Almost all of the 'male / female' elements o this kit needed working on, as did, for example, these mounting blocks, pictured below. Once mounted on the blocks, I set the Flak 38 in place on the rear of the truck-bed. I've decided to have my gun face rearwards though, rather than over the cab, as it is on the box.

Enlarging yet more of the 'female' holes, this time on the flak-mount blocks.

The gun in situ, and pointing rearwards. Looks quite nice, I think.


The cabin was another part of the construction which was troubled by ill-fitting parts, as some of the following pictures show. After painting failed to hide these yawning openings, I had to use white Superfine Milliput to fill in the larger gaps.

The kit comes with templates on the instruction sheet for the windows, but no plastic is supplied for the windows themselves. Initially this galled me a bit, but I quickly changed my tune. And once I found an appropriate bit of clear plastic, the DIY spirit kicked in; I ended up loving this part of the build!

These bits of clear plastic came from the packaging of some Yuletide choccies.

Here the cut pieces of clear plastic are all glued in place, with the cabin parts still on the sprue.

Construction of the cab gets underway.

Masking the windows with Blu-Tack after a little freehand undercoating.

At this point I spent a good deal of time detailing the interior. Not so much with tons of added detail (well, none was added, actually!), but rather by weathering it, with scratches and patches of rust, etc. I really like doing this sort of work on models, but I am beginning to wonder why I'm bothering; on all the models I've built this far, the detail I go to such lengths to create is practically invisible once the outer cabin is built! Will I ever improve sufficiently in this small scale to change this, I wonder?

The painted and weathered cab interior. I was quite pleased with the cruddy 'on campaign' look!

The pics directly above and below highlight some of the larger gaps in the cab.

The outside finish is, already, as unintentionally but suitably cruddy as the interior... and that's before any weathering!

The whole model got a black undercoat, and then a spray with the Tamiya 'dark yellow' acrylic aerosol. The Tamiya colour has a decidedly green cast (although the extent of this appears to vary, as a comparison with the pics immediately above and below makes clear), which I'm not altogether sure I like. Also, it doesn't lend itself so well to the hairspray paint chipping effect wither, as it dries with a harder more shell like finish than other paints I've used.

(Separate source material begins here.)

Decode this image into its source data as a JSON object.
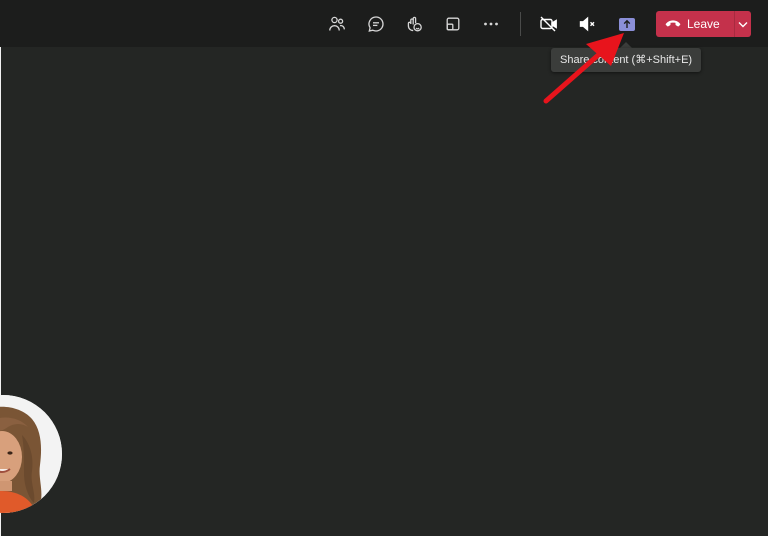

I filled the larger of these gaps as best I could, using Superfine Milliput

Peeling away the Blu-Tack I'd put in to mask the window glass was both somewhat satisfying and somewhat disappointing. Satisfying where it had worked best, and disappointing where it pulled away the paint I'd sprayed over it, as can be seen clearly around the front windows in the above pic. I'l have to tidy this up somehow!

Below is a pic of the model as it currently is. A long way from finished, but already looking quite nice. This is the only RSO from Ace with no decals, a fact which left me a bit miffed! But I've decided I'll pilfer decals from other kits, certainly for no. plates, probably also for the text on the cab doors, and, perhaps, maybe even also for national insignia.


[1] Rather oddly the box artwork has toothless rear idlers, whereas the corresponding parts of the kit itself are toothed!

[2] If you look closely at these tracks, it can be seen that the super-glue I used to join the upper and lower layers of each track also, rather annoyingly, gets into all the little gaps where the teeth of the drive wheels are supposed to poke through. I did try poking the holes back into being, with pins and scalpel blades, etc., but the end result was that the segment of track I was working on came apart and had to be reglued. So I gave up on that!


  1. Your a braver man than me Seb, I remember building some post WW2 ACE kits, limited run hmmm not so Ace to put together.

    The RSO has always been a favourite, I would have thought it would be produced by revell or maco by now?

    1. Hi Paul, the Ace Wespe went together much more easily than this (esp. the tracks!). But despite issues with both the kit itself and my skills in building it, I still love this little vehicle. And, on balance, it was (mostly) fun to build!